“We try not to make any assumptions when they get here,” Payton said. “Marques Colston, during that first rookie camp, he struggled; but by the time training camp came around, he was with it. You just try to pay attention to each guy and make sure he holds up. They have to be available to evaluate them.”
Rankins, on the other hand, showed up at the other end of the spectrum.
A first-round talent with a reputation as a hard worker, Rankins immediately made an impression on the Saints coaching staff when he took the field, making plays in the New Orleans heat and chasing hard after the football despite carrying 300 pounds on his frame.
“Once you’re done with pro day, things like that, you need to try to go back to training for your position,” Rankins said. “Hitting bags, change-of-direction stuff. You try to get back into football movements instead of track movements.”
The New Orleans coaching staff was obviously pleased with Rankins’ condition.
But the Saints weren’t surprised.
Beyond his explosive ability on the football field, Rankins checked all the character boxes in the pre-draft process. A self-described quiet, reserved man who spends most of his time focused on football, Rankins has a reputation as an excellent leader, hungry to get better.

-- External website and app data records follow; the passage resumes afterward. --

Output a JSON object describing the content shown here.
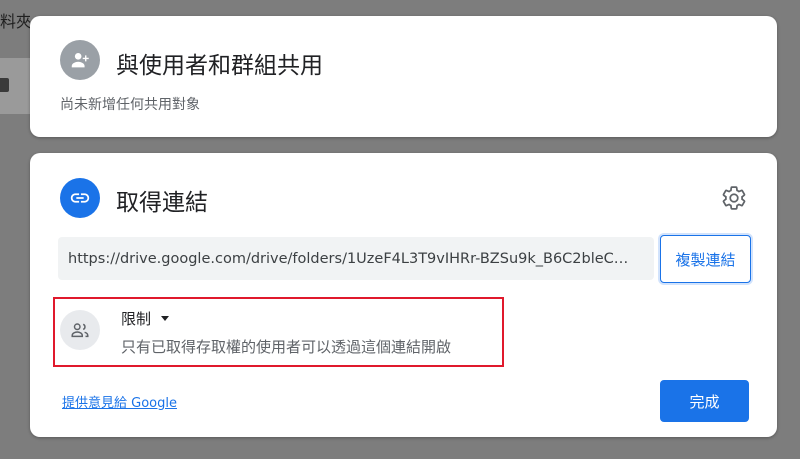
{
  "background": {
    "partial_text": "料夾"
  },
  "share_card": {
    "title": "與使用者和群組共用",
    "subtitle": "尚未新增任何共用對象",
    "icon": "person-add-icon"
  },
  "link_card": {
    "title": "取得連結",
    "icon": "link-icon",
    "settings_icon": "gear-icon",
    "url": "https://drive.google.com/drive/folders/1UzeF4L3T9vIHRr-BZSu9k_B6C2bleC…",
    "copy_button": "複製連結",
    "access": {
      "label": "限制",
      "description": "只有已取得存取權的使用者可以透過這個連結開啟",
      "icon": "people-icon"
    },
    "feedback_link": "提供意見給 Google",
    "done_button": "完成"
  },
  "colors": {
    "accent": "#1a73e8",
    "highlight_border": "#e0192c",
    "overlay": "#7d7d7d"
  }
}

“I think one of the biggest things, aside from his athletic ability and aside from what we saw from a production standpoint and the way that he plays football, I think he is a real mature young man,” defensive coordinator Dennis Allen said. “He has a little bit of a feel for what is going to be expected of him and what we anticipate out of him. He has done a good job in this rookie camp of really working.”
Being in shape may seem like a small piece of the puzzle, but Rankins has already eliminated one obstacle that could keep him from being able to contribute heavily as a rookie. Now, he can focus on picking up the scheme and learning NFL technique, rather than worrying about getting through fatigue in the Saints’ summer practices.
That’s how Rankins operates. Eliminate everything that could keep him from reaching his full potential.
“I’m here to play football,” Rankins said. “That’s what I love to do and what I’m going to continue doing. Everything outside of that can wait.”
And as far as the expectations go, Rankins isn’t worried about living up to the No. 12 slot this weekend.
Four practices into the summer, he’s focused on picking up the Saints’ scheme and soaking up information from the veterans on the defensive line.
“I don’t think anyone can have any higher expectations for me than I have for myself,” Rankins said. “When I think about it like that, I just go out there and put my best foot forward.”